On 29 August – just over 24 hours after arriving in Australia – we received a disheartening piece of information. Three MPs were denied access by the government of Nauru, which didn’t even try to hide the reason. Government representatives openly said to the chairman of the delegation and to the Danish embassy that critics were not welcome.
Nauru is an extremely poor country facing serious democratic challenges. Law professor and president of the Australian Human Rights Commission, Gillian Triggs, has been denied a visa. Very few journalists have been granted access to the camps.
It is, however, quite disturbing that Australia operates refugee camps on these conditions. During our visit to Canberra we met UNHCR representative Thomas Albrecht. He told us that after 30 years of working with refugees he expected that nothing could shock him. But on Nauru he saw greater hopelessness than anywhere else. He told us of his shocking encounter with a girl of about eight years old – the same age as his grandchild. He had asked her name. “EZBO7,” she replied. “No, what is your name,” he insisted. “EZBO7.” He told us about children that had stopped playing and about self-harm and attempted suicide even among pre-teenagers.
During our Australian visit, I repeatedly tried to get an answer to the question: who has the legal responsibility for the refugees on Nauru, in light of the Nauru files? I have asked high-ranking representatives of the Australian Department of Immigration and Border Protection and the assistant minister, Alex Hawke. After asking for a whole week I still haven’t got a clear answer. In the Nauru files, we can read about a great number of incidents where children were abused. The Danish delegation hasn’t been able to get an answer to the question whether even one single incident has been investigated by police or led to a verdict in court.

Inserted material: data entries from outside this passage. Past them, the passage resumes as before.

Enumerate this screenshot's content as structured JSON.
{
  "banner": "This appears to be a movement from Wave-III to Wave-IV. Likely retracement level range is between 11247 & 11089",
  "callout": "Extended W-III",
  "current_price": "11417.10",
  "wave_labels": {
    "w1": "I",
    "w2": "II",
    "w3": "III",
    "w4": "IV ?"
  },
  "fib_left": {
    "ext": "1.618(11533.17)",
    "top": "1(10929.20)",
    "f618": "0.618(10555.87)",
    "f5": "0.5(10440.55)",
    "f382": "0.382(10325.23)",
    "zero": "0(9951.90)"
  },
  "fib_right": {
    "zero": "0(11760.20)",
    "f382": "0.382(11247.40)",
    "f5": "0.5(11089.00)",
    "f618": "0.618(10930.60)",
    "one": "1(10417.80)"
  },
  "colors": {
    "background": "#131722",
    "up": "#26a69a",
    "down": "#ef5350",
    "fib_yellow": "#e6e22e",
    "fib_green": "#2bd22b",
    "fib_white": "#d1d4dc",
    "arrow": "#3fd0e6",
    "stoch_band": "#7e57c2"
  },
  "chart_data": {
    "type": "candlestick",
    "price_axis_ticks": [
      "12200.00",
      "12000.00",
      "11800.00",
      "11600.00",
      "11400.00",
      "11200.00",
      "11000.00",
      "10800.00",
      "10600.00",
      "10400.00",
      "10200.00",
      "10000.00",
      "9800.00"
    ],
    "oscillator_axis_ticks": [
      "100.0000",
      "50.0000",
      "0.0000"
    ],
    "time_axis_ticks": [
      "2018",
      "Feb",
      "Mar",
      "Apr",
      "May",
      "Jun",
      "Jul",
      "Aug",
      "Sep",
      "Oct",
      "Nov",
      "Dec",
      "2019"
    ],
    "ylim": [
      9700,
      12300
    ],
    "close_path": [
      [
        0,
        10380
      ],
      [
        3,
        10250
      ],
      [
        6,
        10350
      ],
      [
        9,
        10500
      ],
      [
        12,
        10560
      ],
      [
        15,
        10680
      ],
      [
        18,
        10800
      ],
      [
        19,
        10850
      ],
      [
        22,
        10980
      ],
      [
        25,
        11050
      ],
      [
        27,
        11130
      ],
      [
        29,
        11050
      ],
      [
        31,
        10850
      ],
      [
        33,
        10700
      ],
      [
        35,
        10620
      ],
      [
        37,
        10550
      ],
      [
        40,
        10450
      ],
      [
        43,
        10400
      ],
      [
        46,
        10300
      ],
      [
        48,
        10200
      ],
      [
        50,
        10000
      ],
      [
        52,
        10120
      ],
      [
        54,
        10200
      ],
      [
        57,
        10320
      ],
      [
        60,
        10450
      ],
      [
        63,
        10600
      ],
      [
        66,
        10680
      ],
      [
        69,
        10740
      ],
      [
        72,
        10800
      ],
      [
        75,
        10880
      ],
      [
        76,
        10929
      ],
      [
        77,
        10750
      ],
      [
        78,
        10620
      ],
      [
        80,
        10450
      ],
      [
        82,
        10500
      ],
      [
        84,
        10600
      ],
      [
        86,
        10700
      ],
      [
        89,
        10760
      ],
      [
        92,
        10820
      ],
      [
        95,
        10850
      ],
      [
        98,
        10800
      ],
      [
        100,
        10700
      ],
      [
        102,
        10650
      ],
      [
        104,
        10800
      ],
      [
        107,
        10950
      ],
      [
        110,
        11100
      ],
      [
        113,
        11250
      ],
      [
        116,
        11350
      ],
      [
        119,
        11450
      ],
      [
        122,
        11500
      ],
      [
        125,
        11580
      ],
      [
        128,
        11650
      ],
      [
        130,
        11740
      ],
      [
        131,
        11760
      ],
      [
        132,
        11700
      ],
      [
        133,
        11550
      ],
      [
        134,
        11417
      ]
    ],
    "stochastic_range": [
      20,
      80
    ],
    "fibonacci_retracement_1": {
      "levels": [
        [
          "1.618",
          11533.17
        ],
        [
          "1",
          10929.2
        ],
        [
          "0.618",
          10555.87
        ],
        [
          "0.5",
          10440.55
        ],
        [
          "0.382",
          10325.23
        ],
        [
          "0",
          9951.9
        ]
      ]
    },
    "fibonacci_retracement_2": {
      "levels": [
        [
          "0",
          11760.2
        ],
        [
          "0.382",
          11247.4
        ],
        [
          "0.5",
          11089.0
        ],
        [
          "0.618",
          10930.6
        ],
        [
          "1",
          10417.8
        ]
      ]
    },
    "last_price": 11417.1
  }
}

The vast majority of the asylum seekers who have been sent to Nauru and Manus Island have been recognised as refugees according to the UN refugee convention. They are supposed to be under protection and they will be at risk if they are sent home. But where can they go? After 10 years, their residence permit on Nauru will expire. What’s next? This question also remains unanswered.
As a European I wondered how this can take place within the framework of international law. Triggs gave me the answer. As opposed to Europe, where almost all countries are part of the European Convention on Human Rights (and its court), there is, in Australia, no authority with legal powers to stop human rights violations. UN committees may express criticism, but they can’t enforce the rules.
In Europe, we also have an ongoing debate on how to handle people who flee their countries. And rightwing politicians, not only in Denmark, praise the Australian model. If I were to even go near considering the concept of regional processing centres for asylum seekers, I would need good answers to these questions: how will you ensure that conditions in these centres live up to human rights and to the UN refugee convention? And how do you ensure a realistic perspective for resettlement?
The Australian camps are certainly no source of inspiration. On the contrary. The secrecy in itself and the undefinable legal responsibility call for a massive international condemnation.
Johanne Schmidt-Nielsen is a member of the Danish parliament for the Red-Green Alliance (Enhedslisten).